With McSherry Coming Up Big Despite Sore Ankle, Tiger Men’s Soccer Edges Harvard, Stays in Ivy Race
After starting the first 12 games of the season, Brendan McSherry found himself on the bench for the Princeton University men’s soccer team as it hosted Harvard last Saturday evening.
With the junior star midfielder and former Peddie School standout bothered by a nagging ankle injury, the Princeton coaches weren’t sure how much he could help the Tigers in the vital Ivy League clash.
But at the 17-minute mark, McSherry entered the fray and immediately made his presence felt in the midfield. Late in the half, McSherry looked perfectly healthy as he lofted a free kick into the top corner to give Princeton a 1-0 lead.
“The goalie was off on the back post and they didn’t have too many guys on the wall,” said McSherry, recalling his tally.
“I thought I could dip it over the wall and beat the keeper and that worked out.”
Princeton had to put in some extra work as it went down one man minutes later when junior star Thomas Sanner was sent off on a red card. Undeterred, the Tigers took a 2-0 lead late in the first half on a penalty kick by Cameron Porter. Early in the second half, senior star Porter struck again as he scored to make it 3-0. From there, Princeton hung on for dear life as Harvard scored two unanswered goals.

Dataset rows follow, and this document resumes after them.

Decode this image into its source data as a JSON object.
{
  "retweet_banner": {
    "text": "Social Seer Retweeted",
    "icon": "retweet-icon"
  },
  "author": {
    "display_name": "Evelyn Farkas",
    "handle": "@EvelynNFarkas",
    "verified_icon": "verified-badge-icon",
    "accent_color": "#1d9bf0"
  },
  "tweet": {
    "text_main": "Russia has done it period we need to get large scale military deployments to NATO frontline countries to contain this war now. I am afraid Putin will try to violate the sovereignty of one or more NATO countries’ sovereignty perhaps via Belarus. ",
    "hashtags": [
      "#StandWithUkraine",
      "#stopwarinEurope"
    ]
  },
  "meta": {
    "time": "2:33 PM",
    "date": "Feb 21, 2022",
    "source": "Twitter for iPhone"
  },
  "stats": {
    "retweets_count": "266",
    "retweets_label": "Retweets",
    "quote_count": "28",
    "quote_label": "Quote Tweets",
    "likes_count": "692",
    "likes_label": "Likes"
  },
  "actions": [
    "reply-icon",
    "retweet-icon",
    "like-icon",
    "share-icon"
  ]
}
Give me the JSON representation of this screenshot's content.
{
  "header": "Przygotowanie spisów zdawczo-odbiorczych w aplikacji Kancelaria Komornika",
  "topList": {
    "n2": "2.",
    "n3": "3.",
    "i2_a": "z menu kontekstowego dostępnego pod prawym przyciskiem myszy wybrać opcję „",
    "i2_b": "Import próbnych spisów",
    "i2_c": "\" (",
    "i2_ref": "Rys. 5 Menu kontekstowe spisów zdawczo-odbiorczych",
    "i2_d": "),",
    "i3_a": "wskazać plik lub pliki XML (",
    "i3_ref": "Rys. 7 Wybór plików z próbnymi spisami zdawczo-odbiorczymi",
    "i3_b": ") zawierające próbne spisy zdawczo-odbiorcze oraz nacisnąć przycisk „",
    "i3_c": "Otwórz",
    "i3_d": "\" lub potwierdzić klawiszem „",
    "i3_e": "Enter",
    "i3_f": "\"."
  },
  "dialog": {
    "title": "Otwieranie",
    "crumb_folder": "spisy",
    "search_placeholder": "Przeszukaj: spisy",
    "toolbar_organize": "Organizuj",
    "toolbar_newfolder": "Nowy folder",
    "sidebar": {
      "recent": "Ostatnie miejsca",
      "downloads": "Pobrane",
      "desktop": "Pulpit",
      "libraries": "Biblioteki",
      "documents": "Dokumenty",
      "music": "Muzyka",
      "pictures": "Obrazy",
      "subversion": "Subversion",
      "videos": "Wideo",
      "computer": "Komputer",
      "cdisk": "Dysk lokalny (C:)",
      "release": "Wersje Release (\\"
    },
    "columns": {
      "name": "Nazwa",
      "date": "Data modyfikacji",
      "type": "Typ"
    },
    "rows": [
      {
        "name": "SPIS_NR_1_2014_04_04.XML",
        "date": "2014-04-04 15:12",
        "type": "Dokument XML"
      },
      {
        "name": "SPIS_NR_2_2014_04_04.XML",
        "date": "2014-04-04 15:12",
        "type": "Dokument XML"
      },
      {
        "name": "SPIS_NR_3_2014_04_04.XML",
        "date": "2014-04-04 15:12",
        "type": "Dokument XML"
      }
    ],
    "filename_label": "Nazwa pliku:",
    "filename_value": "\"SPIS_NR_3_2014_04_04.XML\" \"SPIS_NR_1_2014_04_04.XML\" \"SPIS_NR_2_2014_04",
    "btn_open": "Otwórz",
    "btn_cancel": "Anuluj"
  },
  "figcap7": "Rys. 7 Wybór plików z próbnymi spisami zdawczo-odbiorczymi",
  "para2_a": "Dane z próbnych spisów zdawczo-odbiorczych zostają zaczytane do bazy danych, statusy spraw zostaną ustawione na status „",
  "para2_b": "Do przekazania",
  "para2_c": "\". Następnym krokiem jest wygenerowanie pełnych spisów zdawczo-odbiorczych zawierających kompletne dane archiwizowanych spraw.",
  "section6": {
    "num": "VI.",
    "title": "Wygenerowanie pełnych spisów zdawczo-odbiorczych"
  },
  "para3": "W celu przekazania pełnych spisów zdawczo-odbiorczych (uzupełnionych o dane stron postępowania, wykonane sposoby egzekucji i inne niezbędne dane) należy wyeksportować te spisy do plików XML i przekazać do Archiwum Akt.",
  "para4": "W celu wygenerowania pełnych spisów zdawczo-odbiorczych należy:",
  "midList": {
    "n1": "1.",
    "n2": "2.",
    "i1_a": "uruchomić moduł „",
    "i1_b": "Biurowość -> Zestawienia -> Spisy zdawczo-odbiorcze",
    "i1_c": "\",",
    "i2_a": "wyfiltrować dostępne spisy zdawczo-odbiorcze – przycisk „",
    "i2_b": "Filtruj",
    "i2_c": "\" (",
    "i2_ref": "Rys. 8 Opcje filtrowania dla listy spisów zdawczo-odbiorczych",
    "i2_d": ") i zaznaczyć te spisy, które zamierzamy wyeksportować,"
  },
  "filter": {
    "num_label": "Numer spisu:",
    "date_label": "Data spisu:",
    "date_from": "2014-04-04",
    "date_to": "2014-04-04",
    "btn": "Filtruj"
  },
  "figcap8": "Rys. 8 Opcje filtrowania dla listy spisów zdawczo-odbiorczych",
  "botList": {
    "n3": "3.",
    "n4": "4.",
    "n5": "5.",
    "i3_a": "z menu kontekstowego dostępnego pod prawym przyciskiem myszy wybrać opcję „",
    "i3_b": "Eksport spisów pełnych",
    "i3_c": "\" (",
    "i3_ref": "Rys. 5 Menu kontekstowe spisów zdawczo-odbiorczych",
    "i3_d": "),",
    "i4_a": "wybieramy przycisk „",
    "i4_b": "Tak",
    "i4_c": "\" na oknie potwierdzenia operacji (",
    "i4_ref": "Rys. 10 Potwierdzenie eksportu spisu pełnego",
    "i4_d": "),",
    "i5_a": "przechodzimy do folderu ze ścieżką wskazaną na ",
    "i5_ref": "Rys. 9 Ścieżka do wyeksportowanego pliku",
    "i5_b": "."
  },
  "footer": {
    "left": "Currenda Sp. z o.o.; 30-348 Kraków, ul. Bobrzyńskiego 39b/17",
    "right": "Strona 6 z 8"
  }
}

In the end, McSherry left the field with his hands raised in triumph as the Tigers pulled out a 3-2 thriller, improving to 7-3-3 overall and 2-1-1 Ivy League.
“It was a classic Ivy League game, two teams battling it out,” said McSherry, who was credited with an assist on Porter’s second goal.
“It was really intense with the nerves and everything. It was not as sharp as we would all hope but it was just a great effort all around.”
Princeton produced a superb effort offensively, generating offense despite being shorthanded.
“You think that we would be defending for our lives,” said McSherry. “We managed to score two more goals a man down, which is really impressive. It shows a lot of character out of our attack and out of our guys.
The Tigers showed character in holding off a Crimson team that came into the game riding an 8-0-1 unbeaten streak with a 2-0-1 record in Ivy play.
“We get that third goal and at that point we just have to defend,” said McSherry.
“It was a little nerve-wracking. I am really proud of the guys that we pulled that one out.”
The win extended an unbeaten streak for Princeton, who is 4-0-1 in its last five outings.
“We are playing well, we are moving the ball around,” asserted McSherry.
“We are confident and that’s a big key, being confident going into these games.”
McSherry, for his part, has gained a lot of confidence with two seasons at Princeton under his belt.
“I think college soccer as a whole is an adjustment, the more you play, you just get used to it,” said the 5’9, 160-pound McSherry, a Freehold native who now has two goals and three assists this season. “It is more physical, it is faster. I think I am slowly adjusting.”
In assessing his role on the Tigers, McSherry looks to bring speed and skill to the midfield.
“I think they have thrown me in there to generate some chances and set other guys up,” said McSherry.
“I am not the most natural goal scorer but I am good at setting other guys up and they just want me to be hard to play against in the midfield, defensively as well.”
Princeton head coach Jim Barlow acknowledged that losing Sanner made things hard for his squad.
“The thing that is different about it is losing a guy midway through the first half,” said Barlow.
“You have a lead at that point so we knew we had to keep ourselves organized and keep things tight but the guys responded with so much energy that we went out and got two more goals. We knew at some point that Harvard was going to come at us and throw a lot of numbers forward. Fortunately, we were able to hang on and the clock ran out.”
Barlow was surprised at how much energy he got from the gimpy McSherry.
“He wasn’t even going to play tonight,” said Barlow. “He didn’t train yesterday, he couldn’t kick a ball yesterday. His ankle was killing him from an injury in training. We didn’t start him because we didn’t think he would be able to give us much tonight and he wound up being great. He had a great goal to get things started.”
The Tigers got great contributions from a number of players, including senior striker Porter and sophomore midfielder Brian Costa.
“Porter was clutch,” said Barlow of Porter, who was later named the Ivy League Player of the Week. “Brian Costa had another good effort in a game that required so much defending.”
Princeton’s clutch win kept it alive in the Ivy title hunt as it locked in a three-way tie for second with Penn (6-6-1 overall, 2-1-1 Ivy) and Harvard (8-4-1 overall, 2-1-1 Ivy) behind frontrunner Dartmouth (8-4-1 overall, 3-1 Ivy).
“We are still in the hunt; we knew if we lost tonight we were out of the race,” said Barlow, whose team plays at Cornell (9-4-1 overall, 2-2 Ivy) on November 1.
“It says a lot about how much these guys put into it. They knew it was a really, really important game and they responded.”
McSherry, for his part, believes that Princeton has a lot going for it.
“We are excited about where we sit in the Ivy League,” said McSherry. “I think looking past the Ivy League we are excited about where we stand in the overall picture.”